I haven't seen/heard anything regarding where HP is at in its planned AutoPilot deployment. Last year, Microsoft made AutoPilot an option for its Surface devices.
Microsoft documentation for Windows Autopilot is on the Microsoft Docs site.
Update (April 24): On April 24, Dell officials said they'll offer Windows 10 commercial devices that support Windows AutoPilot starting in early to mid 2018. Dell also announced a partnership with VMware for deploying and managing Dell Windows 10 PCs today. Using "Windows 10 Provisioning by AirWatch," which will preload an AirWatch agent on Dell PCs, devices can also be configured from the cloud in a similar way to what Microsoft is offering with AutoPilot.

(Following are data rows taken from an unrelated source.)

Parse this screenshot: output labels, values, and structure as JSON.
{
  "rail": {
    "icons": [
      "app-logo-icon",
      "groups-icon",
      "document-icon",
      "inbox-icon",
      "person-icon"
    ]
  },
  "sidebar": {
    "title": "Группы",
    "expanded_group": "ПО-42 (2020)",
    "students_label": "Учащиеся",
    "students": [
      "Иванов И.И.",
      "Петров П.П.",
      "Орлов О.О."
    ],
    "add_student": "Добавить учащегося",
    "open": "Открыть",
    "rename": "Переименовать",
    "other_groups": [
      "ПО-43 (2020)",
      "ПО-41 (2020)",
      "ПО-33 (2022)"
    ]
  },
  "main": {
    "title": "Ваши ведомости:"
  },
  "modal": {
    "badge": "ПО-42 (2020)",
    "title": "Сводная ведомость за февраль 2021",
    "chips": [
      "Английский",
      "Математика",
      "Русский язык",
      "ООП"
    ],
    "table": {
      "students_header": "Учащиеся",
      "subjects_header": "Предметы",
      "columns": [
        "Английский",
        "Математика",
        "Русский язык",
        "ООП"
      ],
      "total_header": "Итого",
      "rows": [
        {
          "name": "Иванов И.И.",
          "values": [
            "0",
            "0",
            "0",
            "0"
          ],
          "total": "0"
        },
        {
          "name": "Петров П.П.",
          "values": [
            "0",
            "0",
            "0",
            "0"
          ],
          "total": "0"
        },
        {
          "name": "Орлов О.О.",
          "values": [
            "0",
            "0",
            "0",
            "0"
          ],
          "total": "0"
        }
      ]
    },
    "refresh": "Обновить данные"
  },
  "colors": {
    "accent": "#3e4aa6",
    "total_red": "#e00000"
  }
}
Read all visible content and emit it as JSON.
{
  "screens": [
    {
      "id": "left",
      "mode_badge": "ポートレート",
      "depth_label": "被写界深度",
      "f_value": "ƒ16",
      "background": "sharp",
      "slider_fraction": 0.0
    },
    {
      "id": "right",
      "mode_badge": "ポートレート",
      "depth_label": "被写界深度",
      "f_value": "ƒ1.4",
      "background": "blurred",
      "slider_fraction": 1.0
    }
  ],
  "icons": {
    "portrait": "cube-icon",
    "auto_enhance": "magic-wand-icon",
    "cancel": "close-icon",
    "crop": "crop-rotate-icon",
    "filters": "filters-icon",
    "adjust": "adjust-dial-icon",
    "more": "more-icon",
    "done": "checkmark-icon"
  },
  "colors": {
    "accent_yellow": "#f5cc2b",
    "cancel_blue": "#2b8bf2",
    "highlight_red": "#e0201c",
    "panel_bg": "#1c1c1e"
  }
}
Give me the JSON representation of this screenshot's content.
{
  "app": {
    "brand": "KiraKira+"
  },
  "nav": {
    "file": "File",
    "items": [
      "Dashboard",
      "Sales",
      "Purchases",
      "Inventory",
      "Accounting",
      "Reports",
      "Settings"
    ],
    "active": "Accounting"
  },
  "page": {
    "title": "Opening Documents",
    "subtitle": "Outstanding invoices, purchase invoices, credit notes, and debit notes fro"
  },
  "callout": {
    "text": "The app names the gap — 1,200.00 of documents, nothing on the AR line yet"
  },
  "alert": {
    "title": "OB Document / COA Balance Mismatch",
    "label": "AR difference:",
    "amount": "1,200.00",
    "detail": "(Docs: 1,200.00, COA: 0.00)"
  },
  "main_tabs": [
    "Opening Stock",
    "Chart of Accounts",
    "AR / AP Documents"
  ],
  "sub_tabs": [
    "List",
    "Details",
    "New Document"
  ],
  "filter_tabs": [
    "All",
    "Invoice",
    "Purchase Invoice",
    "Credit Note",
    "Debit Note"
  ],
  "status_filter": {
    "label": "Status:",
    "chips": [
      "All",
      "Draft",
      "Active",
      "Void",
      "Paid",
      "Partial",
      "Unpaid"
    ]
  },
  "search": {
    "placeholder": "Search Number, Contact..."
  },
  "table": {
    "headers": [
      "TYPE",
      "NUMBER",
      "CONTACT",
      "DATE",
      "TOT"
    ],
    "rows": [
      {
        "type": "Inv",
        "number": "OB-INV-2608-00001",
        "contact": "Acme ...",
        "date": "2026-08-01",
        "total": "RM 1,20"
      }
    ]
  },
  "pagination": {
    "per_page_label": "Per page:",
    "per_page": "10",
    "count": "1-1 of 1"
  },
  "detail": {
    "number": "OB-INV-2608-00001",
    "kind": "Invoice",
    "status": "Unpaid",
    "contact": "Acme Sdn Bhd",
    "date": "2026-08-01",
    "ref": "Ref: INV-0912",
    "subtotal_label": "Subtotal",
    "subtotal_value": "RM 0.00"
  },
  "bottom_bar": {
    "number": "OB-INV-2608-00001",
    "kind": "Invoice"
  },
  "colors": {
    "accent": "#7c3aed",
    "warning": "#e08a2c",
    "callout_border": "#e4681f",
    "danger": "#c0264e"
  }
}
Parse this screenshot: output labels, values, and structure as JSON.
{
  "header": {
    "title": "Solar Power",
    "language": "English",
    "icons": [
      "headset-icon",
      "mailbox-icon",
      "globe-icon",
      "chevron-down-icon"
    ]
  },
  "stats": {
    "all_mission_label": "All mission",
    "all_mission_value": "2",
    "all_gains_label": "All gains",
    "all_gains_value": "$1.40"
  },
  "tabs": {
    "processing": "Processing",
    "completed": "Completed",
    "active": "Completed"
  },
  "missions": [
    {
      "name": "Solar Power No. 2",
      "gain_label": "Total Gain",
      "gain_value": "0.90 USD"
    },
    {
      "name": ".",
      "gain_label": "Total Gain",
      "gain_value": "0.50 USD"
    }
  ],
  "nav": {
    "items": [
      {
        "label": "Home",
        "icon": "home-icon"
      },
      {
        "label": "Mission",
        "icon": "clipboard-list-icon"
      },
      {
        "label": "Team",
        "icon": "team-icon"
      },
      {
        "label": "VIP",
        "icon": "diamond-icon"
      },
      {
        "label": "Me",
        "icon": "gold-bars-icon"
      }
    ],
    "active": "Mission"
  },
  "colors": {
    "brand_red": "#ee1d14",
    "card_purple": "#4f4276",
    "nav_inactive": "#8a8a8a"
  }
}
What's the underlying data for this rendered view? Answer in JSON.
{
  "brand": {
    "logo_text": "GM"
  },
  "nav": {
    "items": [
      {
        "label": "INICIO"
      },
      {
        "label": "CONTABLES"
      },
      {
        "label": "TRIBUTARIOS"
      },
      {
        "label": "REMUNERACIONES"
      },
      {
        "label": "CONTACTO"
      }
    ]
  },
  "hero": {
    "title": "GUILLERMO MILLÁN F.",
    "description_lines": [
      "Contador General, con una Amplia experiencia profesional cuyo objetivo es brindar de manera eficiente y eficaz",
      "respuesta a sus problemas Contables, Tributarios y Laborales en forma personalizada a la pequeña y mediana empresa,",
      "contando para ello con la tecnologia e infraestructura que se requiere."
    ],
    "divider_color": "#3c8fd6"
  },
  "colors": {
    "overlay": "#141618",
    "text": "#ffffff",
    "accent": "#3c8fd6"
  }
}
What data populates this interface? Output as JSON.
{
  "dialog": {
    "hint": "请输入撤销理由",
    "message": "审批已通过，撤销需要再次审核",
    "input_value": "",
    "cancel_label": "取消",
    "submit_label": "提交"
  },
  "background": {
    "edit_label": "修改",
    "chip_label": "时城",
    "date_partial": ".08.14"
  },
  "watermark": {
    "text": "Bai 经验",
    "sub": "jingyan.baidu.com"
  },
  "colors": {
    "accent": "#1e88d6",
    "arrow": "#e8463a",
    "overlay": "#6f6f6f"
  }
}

Meanwhile, HP, which was listed as one of Microsoft's original Windows AutoPilot backers, won't begin delivering PCs supporting AutoPilot until sometime this fall, Neowin reported last week.